Copy every line of the records below that holds the word "InstanceType".

Provided data -
———
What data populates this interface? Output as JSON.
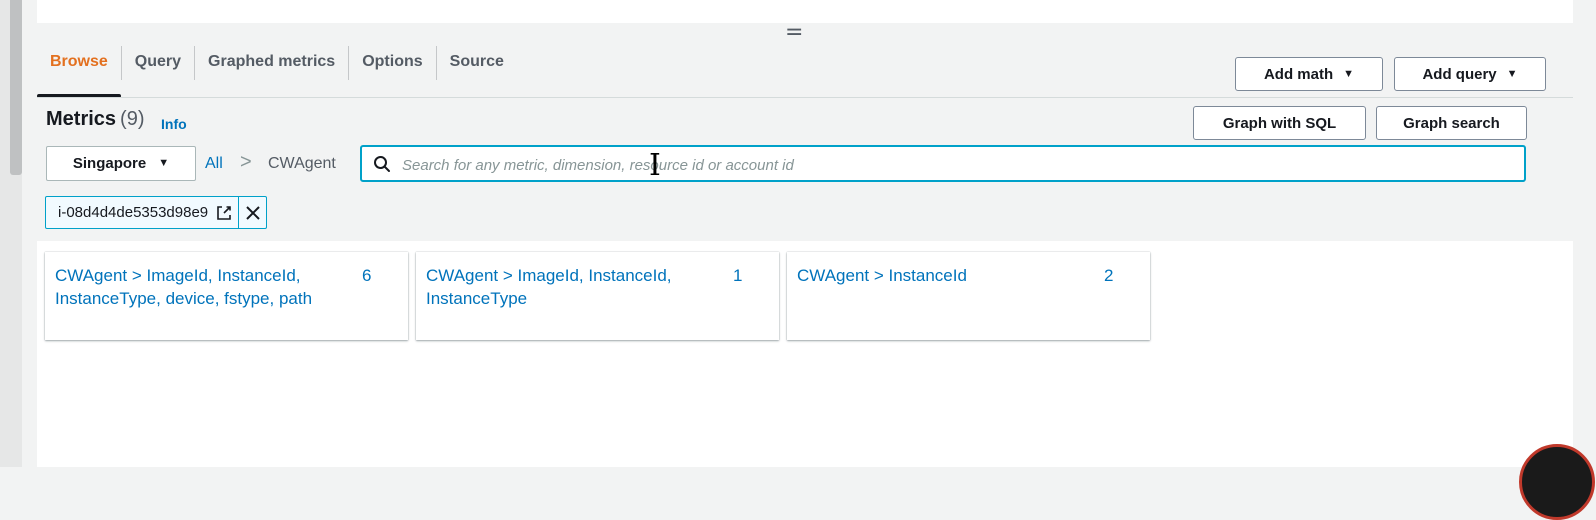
{
  "tabs": [
    "Browse",
    "Query",
    "Graphed metrics",
    "Options",
    "Source"
  ],
  "actions": {
    "add_math": "Add math",
    "add_query": "Add query",
    "graph_sql": "Graph with SQL",
    "graph_search": "Graph search"
  },
  "metrics": {
    "title": "Metrics",
    "count": "(9)",
    "info": "Info"
  },
  "region": "Singapore",
  "breadcrumb": {
    "all": "All",
    "sep": ">",
    "current": "CWAgent"
  },
  "search": {
    "placeholder": "Search for any metric, dimension, resource id or account id",
    "value": ""
  },
  "filter_token": "i-08d4d4de5353d98e9",
  "cards": [
    {
      "title": "CWAgent > ImageId, InstanceId, InstanceType, device, fstype, path",
      "count": "6"
    },
    {
      "title": "CWAgent > ImageId, InstanceId, InstanceType",
      "count": "1"
    },
    {
      "title": "CWAgent > InstanceId",
      "count": "2"
    }
  ],
  "colors": {
    "accent_tab": "#e3701f",
    "link": "#0073bb",
    "focus_border": "#00a1c9"
  },
  "icons": [
    "search-icon",
    "caret-down-icon",
    "edit-icon",
    "close-icon",
    "drag-handle-icon",
    "text-cursor-icon"
  ]
}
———
Exercise result -
      "title": "CWAgent > ImageId, InstanceId, InstanceType, device, fstype, path",
      "title": "CWAgent > ImageId, InstanceId, InstanceType",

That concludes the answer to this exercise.